- I argue that you remaining unconvinced is your goalpost fallacy, not my issue.
- I further argue that even without our own statist society, society has gotten richer and safer as the military becomes privatized.
- The opposition shifts to argue that an anarcho-capitalist society might be efficient, but it would be unjust. I ask why and they add that it would fail to protect rights for all people.
- I argue that the term rights has multiple meanings. Anarcho-capitalism is arguably better on rights, and even if not better it’s also not clearly worse. See Friedman’s discussion on Sage Period Iceland above which shows that this system is great for property rights.
- I argue that civil rights are morally weightless and so they don’t form a judgment in favor of the state. I argue that a natural right to life is better protected by the safety of an anarcho-capitalist society.
- I argue that in the ambiguous case, where anarchy is only better for a subset of rights, we should still prefer it. This is because the state faces a calculation problem as well as a moral hazard. It is therefore a comparatively poor tool to be used in defining what rights even really mean or how to compare, tradeoff, and weigh various kinds of rights against each other.
- I argue that inequality itself is not immoral, and inequal improvements are sometimes morally preferred. Suppose that two families engage in a conflict. They can choose mutual destruction or settle. Mutual destruction is equal but not morally preferred. The settlement is morally preferred in expectation, even if the burden of the settlement falls in an unequal or disproportionate manner.
- The opposition suggested that Steven Pinker had convincingly argued that the state is necessary for modern improvements in peace.
- I argue that he did no such thing. In highlighting things the state did which improved wealth, he does not argue that they are necessary for such an end. Other institutions may have done a better job.
- Specifically, Pinker argues that the nation-state works because it “makes people worth alive more than dead.” I say markets do this to a greater extent.
- By way of example: health regulations make the cost of living go up. Hold everything else constant and shows the market is preferred to the state for wealth accumulation and flourishing.
- I think Pinker would agree that increased wealth reduces violence and that markets drive wealth, so I wonder how he escapes the deduction that markets would drive violence down further. I don’t actually think he ever argues against anarcho-capitalism anyway.

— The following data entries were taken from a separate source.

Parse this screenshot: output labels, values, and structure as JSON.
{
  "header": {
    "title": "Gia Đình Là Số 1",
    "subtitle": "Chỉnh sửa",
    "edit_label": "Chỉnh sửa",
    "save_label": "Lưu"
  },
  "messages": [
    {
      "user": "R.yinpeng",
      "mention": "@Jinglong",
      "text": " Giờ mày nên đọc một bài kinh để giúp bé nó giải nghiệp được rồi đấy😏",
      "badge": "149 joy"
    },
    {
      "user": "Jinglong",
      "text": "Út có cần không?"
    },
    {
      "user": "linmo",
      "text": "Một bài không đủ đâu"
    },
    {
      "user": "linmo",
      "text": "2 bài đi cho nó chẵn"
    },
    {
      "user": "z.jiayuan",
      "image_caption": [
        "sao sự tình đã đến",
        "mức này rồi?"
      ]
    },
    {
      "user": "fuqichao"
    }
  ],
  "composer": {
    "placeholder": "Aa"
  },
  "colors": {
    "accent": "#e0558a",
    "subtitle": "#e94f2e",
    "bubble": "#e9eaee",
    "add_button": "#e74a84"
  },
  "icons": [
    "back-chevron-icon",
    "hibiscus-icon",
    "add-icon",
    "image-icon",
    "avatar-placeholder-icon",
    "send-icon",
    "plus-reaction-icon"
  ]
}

I suppose he would argue that the transition to anarcho-capitalism is implausible.
- A final point could be made, although I’m not particularly excited to mention it, which is that anarcho-capitalism may be inevitable even if it isn’t just. By virtue of being highly efficient, it may become inevitable in the long run. Some would claim that a choice cannot be considered immoral if it is the only available choice.